The sea is a magnet for Israel's windsurfing champ


Gold-medal winner Lee Korzits was the world's youngest windsurfing champion in 2003

By Avigayil Kadesh

Israel’s Olympic windsurfing hopeful Lee Korzits readily admits to being a hyperactive thrill-seeker. Only on the water is she truly able to focus. "I can’t concentrate anywhere else, so it’s like a meditation place for me," she says. "I learn to be quiet – really quiet. I listen to the sea, and the sound of the waves is like a mantra."

The 27-year-old Israeli became the youngest windsurfing world champion in 2003. In September, she earned the silver medal at the RS:X European Windsurfing Championships in Bulgaria and on December 11 Korzits captured the gold medal at the Women’s RS:X World Championship in Australia, in the second of four qualifying rounds for next summer’s London Olympics.

"Windsurfing for me is everything," says Korzits. The challenging sport combines elements of sailing and surfing with gymnastic jumps, loops and spins.



​Korzits writes songs, and has broad interests despite never finishing high school (she took equivalency exams for her diploma). "I’m not a person who likes studying, but I like to know stuff."

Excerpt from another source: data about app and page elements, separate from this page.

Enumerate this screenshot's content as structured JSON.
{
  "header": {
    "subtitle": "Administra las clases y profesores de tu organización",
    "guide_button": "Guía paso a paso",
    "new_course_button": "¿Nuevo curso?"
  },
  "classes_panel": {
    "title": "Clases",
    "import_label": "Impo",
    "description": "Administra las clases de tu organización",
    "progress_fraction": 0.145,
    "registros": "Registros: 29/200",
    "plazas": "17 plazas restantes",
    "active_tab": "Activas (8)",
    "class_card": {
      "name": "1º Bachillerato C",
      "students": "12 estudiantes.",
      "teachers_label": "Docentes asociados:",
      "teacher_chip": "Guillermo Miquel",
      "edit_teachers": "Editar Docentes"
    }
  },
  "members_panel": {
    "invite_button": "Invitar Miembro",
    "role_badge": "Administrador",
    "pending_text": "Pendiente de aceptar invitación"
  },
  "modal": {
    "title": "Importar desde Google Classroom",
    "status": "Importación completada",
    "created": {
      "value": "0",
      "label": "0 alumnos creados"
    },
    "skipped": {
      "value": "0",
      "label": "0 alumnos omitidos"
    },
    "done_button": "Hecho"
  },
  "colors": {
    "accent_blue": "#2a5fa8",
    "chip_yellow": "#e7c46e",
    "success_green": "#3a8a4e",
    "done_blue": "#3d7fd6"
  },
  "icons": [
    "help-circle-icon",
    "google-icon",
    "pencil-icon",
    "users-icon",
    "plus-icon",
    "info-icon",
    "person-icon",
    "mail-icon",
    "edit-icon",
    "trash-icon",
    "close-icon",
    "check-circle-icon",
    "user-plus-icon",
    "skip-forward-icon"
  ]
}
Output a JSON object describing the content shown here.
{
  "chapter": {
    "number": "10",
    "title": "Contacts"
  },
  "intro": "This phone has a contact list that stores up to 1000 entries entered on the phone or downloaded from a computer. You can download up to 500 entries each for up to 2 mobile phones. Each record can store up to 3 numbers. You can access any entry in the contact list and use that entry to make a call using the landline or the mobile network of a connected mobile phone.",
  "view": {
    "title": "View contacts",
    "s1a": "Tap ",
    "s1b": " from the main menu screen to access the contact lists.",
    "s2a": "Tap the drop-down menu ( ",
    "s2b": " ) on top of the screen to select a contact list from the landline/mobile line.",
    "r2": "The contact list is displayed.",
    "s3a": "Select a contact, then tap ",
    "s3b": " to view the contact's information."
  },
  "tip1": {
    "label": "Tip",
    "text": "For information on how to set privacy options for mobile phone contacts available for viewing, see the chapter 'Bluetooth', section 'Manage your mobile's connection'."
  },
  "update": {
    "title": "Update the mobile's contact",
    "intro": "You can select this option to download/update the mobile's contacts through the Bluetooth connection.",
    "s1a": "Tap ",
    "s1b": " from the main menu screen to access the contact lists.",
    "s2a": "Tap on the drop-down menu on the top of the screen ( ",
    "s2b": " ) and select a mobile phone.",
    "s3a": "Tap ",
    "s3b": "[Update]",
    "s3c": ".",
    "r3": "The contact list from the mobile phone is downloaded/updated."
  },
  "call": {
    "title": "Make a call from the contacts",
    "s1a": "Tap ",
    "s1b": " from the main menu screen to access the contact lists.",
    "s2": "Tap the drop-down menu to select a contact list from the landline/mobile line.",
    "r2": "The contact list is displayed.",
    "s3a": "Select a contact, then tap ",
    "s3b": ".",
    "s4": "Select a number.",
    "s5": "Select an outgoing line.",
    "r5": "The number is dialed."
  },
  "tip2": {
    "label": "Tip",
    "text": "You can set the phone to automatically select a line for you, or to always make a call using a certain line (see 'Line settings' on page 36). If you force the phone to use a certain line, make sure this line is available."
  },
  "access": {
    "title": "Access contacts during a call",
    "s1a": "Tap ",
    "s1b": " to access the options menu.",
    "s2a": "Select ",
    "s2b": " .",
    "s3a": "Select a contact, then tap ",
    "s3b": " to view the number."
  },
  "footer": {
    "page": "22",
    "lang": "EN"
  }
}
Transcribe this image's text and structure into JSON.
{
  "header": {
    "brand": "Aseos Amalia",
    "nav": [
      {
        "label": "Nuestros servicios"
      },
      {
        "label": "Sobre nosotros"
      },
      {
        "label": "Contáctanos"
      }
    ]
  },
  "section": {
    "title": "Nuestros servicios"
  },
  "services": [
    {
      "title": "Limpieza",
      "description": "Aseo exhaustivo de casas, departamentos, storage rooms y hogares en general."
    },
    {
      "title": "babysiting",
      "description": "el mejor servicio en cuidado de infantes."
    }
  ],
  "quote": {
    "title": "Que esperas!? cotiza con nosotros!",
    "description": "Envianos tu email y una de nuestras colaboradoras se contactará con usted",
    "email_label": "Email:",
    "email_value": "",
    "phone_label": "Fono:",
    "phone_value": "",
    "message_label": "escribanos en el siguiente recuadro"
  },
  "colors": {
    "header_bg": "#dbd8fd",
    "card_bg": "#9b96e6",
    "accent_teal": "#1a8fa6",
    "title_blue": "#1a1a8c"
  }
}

After her competitive days are over, she plans to stay close to shore. "I would like to teach windsurfing, to show kids what the sport can give them. In the sea, they have to handle something stronger than themselves. I want to give the power I got from nature to other people."